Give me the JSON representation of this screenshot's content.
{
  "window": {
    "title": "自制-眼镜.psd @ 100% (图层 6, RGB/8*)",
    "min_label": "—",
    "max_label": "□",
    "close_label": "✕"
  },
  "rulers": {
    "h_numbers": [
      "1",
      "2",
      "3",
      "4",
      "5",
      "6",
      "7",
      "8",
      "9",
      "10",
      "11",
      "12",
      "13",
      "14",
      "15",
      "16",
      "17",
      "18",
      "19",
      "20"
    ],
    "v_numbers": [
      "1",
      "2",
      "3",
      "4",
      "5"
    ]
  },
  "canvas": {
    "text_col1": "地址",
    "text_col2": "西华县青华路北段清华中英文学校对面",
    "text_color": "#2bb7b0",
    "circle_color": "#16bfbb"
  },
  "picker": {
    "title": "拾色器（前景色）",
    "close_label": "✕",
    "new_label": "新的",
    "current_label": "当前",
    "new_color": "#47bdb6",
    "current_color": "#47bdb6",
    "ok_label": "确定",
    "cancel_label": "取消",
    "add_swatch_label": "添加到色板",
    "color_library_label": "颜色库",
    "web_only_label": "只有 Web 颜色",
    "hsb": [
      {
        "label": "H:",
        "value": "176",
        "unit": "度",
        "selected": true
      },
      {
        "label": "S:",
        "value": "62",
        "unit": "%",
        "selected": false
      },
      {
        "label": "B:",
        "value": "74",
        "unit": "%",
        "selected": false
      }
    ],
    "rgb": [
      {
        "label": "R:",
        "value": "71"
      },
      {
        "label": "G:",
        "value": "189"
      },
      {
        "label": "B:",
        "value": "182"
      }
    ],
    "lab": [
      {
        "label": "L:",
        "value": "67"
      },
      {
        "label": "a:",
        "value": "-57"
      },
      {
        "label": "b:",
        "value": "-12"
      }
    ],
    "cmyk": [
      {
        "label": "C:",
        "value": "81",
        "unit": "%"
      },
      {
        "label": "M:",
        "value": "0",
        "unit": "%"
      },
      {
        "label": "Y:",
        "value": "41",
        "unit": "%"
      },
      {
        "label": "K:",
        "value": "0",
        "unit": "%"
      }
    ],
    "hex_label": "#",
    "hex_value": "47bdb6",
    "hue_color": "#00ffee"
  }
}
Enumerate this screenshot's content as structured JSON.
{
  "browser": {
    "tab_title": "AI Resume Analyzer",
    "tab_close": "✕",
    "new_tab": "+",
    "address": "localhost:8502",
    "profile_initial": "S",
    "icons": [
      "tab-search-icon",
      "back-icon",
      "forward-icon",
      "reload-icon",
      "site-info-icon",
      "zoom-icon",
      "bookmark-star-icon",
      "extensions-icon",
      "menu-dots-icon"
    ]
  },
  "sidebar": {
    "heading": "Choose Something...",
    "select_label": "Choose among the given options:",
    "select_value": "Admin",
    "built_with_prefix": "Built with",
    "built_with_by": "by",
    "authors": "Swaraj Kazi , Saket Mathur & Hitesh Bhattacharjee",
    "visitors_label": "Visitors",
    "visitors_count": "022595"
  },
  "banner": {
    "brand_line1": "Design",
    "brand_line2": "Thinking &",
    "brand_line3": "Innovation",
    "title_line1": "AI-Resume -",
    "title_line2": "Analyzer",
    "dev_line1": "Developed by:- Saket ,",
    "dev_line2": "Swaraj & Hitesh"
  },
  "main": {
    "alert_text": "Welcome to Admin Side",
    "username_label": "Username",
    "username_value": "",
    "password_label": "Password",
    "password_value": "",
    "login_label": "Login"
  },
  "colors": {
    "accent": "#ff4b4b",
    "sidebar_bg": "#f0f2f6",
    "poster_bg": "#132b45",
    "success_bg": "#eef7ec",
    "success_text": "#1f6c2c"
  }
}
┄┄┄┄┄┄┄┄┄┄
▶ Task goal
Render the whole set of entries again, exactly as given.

▶ Exercise result
Give me the JSON representation of this screenshot's content.
{
  "window": {
    "title": "自制-眼镜.psd @ 100% (图层 6, RGB/8*)",
    "min_label": "—",
    "max_label": "□",
    "close_label": "✕"
  },
  "rulers": {
    "h_numbers": [
      "1",
      "2",
      "3",
      "4",
      "5",
      "6",
      "7",
      "8",
      "9",
      "10",
      "11",
      "12",
      "13",
      "14",
      "15",
      "16",
      "17",
      "18",
      "19",
      "20"
    ],
    "v_numbers": [
      "1",
      "2",
      "3",
      "4",
      "5"
    ]
  },
  "canvas": {
    "text_col1": "地址",
    "text_col2": "西华县青华路北段清华中英文学校对面",
    "text_color": "#2bb7b0",
    "circle_color": "#16bfbb"
  },
  "picker": {
    "title": "拾色器（前景色）",
    "close_label": "✕",
    "new_label": "新的",
    "current_label": "当前",
    "new_color": "#47bdb6",
    "current_color": "#47bdb6",
    "ok_label": "确定",
    "cancel_label": "取消",
    "add_swatch_label": "添加到色板",
    "color_library_label": "颜色库",
    "web_only_label": "只有 Web 颜色",
    "hsb": [
      {
        "label": "H:",
        "value": "176",
        "unit": "度",
        "selected": true
      },
      {
        "label": "S:",
        "value": "62",
        "unit": "%",
        "selected": false
      },
      {
        "label": "B:",
        "value": "74",
        "unit": "%",
        "selected": false
      }
    ],
    "rgb": [
      {
        "label": "R:",
        "value": "71"
      },
      {
        "label": "G:",
        "value": "189"
      },
      {
        "label": "B:",
        "value": "182"
      }
    ],
    "lab": [
      {
        "label": "L:",
        "value": "67"
      },
      {
        "label": "a:",
        "value": "-57"
      },
      {
        "label": "b:",
        "value": "-12"
      }
    ],
    "cmyk": [
      {
        "label": "C:",
        "value": "81",
        "unit": "%"
      },
      {
        "label": "M:",
        "value": "0",
        "unit": "%"
      },
      {
        "label": "Y:",
        "value": "41",
        "unit": "%"
      },
      {
        "label": "K:",
        "value": "0",
        "unit": "%"
      }
    ],
    "hex_label": "#",
    "hex_value": "47bdb6",
    "hue_color": "#00ffee"
  }
}
Enumerate this screenshot's content as structured JSON.
{
  "browser": {
    "tab_title": "AI Resume Analyzer",
    "tab_close": "✕",
    "new_tab": "+",
    "address": "localhost:8502",
    "profile_initial": "S",
    "icons": [
      "tab-search-icon",
      "back-icon",
      "forward-icon",
      "reload-icon",
      "site-info-icon",
      "zoom-icon",
      "bookmark-star-icon",
      "extensions-icon",
      "menu-dots-icon"
    ]
  },
  "sidebar": {
    "heading": "Choose Something...",
    "select_label": "Choose among the given options:",
    "select_value": "Admin",
    "built_with_prefix": "Built with",
    "built_with_by": "by",
    "authors": "Swaraj Kazi , Saket Mathur & Hitesh Bhattacharjee",
    "visitors_label": "Visitors",
    "visitors_count": "022595"
  },
  "banner": {
    "brand_line1": "Design",
    "brand_line2": "Thinking &",
    "brand_line3": "Innovation",
    "title_line1": "AI-Resume -",
    "title_line2": "Analyzer",
    "dev_line1": "Developed by:- Saket ,",
    "dev_line2": "Swaraj & Hitesh"
  },
  "main": {
    "alert_text": "Welcome to Admin Side",
    "username_label": "Username",
    "username_value": "",
    "password_label": "Password",
    "password_value": "",
    "login_label": "Login"
  },
  "colors": {
    "accent": "#ff4b4b",
    "sidebar_bg": "#f0f2f6",
    "poster_bg": "#132b45",
    "success_bg": "#eef7ec",
    "success_text": "#1f6c2c"
  }
}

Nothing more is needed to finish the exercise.